### TASK ITEM
From the material below, pull each line containing the string "Ashi".

### DATA

-- Opening Marker --

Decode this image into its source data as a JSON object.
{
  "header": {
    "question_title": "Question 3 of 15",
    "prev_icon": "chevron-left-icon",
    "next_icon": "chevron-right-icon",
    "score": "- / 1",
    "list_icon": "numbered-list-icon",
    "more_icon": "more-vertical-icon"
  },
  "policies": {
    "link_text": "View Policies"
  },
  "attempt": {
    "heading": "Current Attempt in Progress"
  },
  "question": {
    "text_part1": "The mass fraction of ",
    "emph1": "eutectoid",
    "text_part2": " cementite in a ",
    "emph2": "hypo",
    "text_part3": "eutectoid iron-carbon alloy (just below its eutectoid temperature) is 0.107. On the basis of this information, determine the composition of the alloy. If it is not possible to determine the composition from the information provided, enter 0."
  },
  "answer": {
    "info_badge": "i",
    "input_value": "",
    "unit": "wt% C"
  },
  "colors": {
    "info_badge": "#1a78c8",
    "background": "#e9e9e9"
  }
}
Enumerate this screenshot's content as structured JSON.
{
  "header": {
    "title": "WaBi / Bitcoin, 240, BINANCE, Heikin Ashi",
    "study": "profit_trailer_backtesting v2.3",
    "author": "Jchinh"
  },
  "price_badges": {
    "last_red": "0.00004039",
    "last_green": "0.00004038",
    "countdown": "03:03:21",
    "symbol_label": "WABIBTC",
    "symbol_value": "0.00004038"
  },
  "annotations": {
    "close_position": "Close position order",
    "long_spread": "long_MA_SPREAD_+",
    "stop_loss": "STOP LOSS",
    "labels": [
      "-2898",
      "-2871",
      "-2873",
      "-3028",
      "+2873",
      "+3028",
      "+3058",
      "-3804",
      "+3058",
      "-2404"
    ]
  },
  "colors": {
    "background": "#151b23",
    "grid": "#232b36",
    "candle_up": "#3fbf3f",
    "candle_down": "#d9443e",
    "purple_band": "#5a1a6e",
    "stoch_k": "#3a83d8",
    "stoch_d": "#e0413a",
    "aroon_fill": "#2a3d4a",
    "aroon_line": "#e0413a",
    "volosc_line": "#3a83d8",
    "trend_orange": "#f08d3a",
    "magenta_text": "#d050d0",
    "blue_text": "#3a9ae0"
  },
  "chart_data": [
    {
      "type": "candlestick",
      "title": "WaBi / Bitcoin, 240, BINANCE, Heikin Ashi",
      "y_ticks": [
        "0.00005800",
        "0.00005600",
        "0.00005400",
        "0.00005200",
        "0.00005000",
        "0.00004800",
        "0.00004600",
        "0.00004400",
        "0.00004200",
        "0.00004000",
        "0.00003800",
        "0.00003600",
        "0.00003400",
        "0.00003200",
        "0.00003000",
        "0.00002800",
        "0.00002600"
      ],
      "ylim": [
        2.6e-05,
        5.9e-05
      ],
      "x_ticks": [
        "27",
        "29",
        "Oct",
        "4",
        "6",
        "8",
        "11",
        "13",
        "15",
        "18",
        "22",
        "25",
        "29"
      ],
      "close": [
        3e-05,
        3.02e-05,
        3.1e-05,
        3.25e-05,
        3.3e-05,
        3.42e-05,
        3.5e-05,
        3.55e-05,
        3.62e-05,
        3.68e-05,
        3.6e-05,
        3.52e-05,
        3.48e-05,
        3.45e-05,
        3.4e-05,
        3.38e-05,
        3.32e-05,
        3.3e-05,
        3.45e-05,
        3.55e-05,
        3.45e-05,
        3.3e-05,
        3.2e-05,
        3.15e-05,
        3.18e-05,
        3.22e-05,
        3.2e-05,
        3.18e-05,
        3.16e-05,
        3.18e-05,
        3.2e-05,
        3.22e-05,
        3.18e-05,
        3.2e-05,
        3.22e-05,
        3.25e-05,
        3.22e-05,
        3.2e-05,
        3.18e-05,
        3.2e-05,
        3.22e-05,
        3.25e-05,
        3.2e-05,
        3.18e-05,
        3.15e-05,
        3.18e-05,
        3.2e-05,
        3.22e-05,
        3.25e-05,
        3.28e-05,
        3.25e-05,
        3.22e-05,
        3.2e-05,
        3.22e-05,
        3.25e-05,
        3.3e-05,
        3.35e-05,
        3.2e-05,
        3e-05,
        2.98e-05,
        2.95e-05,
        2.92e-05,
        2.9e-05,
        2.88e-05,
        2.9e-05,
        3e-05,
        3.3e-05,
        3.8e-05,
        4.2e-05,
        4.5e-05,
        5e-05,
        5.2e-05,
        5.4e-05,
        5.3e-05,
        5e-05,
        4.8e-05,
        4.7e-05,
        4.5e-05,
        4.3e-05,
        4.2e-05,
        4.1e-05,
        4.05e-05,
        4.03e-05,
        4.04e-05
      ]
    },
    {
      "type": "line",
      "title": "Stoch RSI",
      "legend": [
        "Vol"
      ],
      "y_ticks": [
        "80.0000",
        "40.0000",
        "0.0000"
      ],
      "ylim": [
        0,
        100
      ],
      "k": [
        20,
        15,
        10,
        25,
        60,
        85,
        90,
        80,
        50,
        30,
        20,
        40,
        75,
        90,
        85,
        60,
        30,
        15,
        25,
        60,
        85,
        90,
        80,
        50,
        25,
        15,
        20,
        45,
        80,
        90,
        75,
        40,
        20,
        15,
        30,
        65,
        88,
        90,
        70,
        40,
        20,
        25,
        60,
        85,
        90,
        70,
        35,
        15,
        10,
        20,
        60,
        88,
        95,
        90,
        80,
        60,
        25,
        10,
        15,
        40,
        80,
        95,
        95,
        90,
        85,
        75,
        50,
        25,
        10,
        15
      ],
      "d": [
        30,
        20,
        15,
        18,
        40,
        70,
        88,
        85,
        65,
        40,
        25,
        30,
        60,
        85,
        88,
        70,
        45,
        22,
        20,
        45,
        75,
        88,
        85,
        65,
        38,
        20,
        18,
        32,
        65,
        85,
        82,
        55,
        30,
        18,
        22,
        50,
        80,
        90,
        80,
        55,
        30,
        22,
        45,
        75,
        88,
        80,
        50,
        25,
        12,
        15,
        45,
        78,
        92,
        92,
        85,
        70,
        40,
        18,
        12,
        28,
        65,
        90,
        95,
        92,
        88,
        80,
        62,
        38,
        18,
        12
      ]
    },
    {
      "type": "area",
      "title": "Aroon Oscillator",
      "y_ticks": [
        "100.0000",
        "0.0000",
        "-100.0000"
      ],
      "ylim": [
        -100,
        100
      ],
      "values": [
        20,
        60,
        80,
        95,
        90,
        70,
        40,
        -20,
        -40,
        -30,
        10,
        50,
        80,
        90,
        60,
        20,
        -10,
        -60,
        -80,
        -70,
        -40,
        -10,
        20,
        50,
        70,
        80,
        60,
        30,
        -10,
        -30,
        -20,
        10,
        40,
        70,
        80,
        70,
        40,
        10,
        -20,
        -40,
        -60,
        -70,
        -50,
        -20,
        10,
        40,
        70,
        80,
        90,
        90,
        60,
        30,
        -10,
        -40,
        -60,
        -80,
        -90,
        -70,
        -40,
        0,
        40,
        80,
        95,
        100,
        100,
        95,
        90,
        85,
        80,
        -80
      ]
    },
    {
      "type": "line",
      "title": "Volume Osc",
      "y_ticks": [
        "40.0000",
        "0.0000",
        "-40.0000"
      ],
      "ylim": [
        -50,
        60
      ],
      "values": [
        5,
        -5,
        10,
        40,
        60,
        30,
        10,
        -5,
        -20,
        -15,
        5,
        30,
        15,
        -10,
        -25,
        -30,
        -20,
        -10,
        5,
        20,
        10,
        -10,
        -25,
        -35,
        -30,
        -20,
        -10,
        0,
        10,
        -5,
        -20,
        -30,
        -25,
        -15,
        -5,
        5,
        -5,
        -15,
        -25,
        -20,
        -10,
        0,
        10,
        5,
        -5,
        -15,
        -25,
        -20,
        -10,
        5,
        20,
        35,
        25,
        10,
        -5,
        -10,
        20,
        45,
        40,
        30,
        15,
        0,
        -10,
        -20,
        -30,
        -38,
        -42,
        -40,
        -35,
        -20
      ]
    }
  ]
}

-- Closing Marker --

### ANSWER TO THIS EXERCISE
    "title": "WaBi / Bitcoin, 240, BINANCE, Heikin Ashi",
      "title": "WaBi / Bitcoin, 240, BINANCE, Heikin Ashi",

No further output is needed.